Manzi is a 21 year old Ugandan seeking to address social injustice and inequity. An avid debater – he has been to the World Universities’ Debating Championships, and volunteers with the Pan-African Movement, Uganda Chapter. He is a member of the Lantern Meet of Poets, and presently enrolled in a young writers’ project, ‘Writivism’. He spoke to Beatrice Lamwaka about his enthusiasm for books.
Why do you read fiction?
Fiction offers a chance to break free of the constraining precincts of the ‘real’ world. You could say it offers me a sixth sense or an additional “literary” dimension for thought which realist literature fails to achieve, owing to its inherent and ineluctable need to describe real-time events.
What kind of books do you read?
As a boy, I read a lot of starters both at home and in school - and I think because several of these had child protagonists, I developed a sub-conscious preference for child-heroes. Which is why I have devoured Mark Twain’s adventures over and over again, Charles Dickens’ Classics on Industrial-Revolution in London, Camara Laye’s African Child, Barbera Kimenye’s Moses Series and I also found John Grisham’s A Painted House very fascinating. Of late though, owing chiefly to my fraternity with the Lantern Meet of Poets, I am trying to “graduate” onto grander themes like philosophy. So, I am currently buried into Plato’s Symposium & Republic, as well as Cicero’s Orations.

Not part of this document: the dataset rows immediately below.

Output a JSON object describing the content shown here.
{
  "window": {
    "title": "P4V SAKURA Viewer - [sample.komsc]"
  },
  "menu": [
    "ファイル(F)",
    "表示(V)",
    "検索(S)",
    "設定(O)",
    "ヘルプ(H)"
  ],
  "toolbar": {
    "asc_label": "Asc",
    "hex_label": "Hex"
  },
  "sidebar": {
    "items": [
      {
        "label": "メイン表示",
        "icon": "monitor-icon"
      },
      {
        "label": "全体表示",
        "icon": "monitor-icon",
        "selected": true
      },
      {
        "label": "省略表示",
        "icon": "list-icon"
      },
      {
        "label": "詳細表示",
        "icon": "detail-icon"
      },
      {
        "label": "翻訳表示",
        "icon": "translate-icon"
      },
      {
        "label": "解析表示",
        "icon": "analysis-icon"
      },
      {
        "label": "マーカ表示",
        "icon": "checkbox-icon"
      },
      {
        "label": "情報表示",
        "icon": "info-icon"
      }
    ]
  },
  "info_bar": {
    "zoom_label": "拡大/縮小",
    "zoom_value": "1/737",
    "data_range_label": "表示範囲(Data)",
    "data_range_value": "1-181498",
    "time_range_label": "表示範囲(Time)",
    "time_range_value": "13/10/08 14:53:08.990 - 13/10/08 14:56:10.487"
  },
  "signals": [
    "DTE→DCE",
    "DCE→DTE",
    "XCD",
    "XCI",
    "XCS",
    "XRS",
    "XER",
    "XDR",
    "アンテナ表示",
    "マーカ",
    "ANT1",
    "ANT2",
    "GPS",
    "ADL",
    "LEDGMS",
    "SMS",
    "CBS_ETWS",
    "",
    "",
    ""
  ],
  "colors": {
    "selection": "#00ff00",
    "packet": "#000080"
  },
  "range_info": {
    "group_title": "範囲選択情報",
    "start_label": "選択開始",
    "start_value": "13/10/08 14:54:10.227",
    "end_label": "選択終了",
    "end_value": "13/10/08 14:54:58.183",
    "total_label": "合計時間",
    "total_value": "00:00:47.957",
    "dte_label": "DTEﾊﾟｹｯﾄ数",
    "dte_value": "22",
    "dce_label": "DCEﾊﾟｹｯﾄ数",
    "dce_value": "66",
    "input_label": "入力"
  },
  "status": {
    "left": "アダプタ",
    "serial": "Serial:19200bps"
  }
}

How do you get back your books that you lend out?
Hehe! Admittedly, I find great difficulty in demanding for the return of any borrowed material owing to my natural aversion for confrontation. But lately – I have found that equals do make the best friends. Hence, if one requests to borrow a book from me, I often ask that they lend me one too. This way – when I call on the borrower – I am asking directly when I might return their book, but also impliedly asking when they will return mine.
Which books must you have in your bookshelf?
Apart from key references like the Bible and dictionary – I cannot do without African literature in my stock. I always find famous indigenous stories like Peter Abrams Mine Boy, Ngugi wa Thiong’o’s A Grain of Wheat, Timothy Wangusa’s Upon this Mountain or Meja Mwangi’s Carcass for Hounds very re-readable works. Largely – theirs are tales and characters I can readily identify with and locate common-ground upon, for constant comparison with my own life. I also draw endless daily inspiration from the Lantern Meet’s recently released poetry-anthology titled – Broken Voices of the Revolution.
Which books do you wish you had written?
If there is one such collection – it is Barbera Kimenye’s Moses Series. Her creative, simple, lovable and nostalgia-inducing portrayal of the typical life of an African boy in a secondary boarding school is a feat I fell in love with years ago, while in my Primary Seven. I am currently writing an autobiographical sketch of my own – and I have drawn so many lessons from Kimenye’s books.
Which books are you reading?
I am working on an autobiographical sketch – so I am reading philosophy and psychology to try and acquaint myself with the intricate workings of the human mind in a bid to explain some of my life’s choices hitherto. I am also engaged with the Writivism Project until August 2013; so I am reading as many African short stories as I can get my hands on. I have read stories from Nigeria’s Ukamaka Evelyn, Uganda’s Beatrice Lamwaka, Zimbabwe’s Noviolet Bulawayo, among others.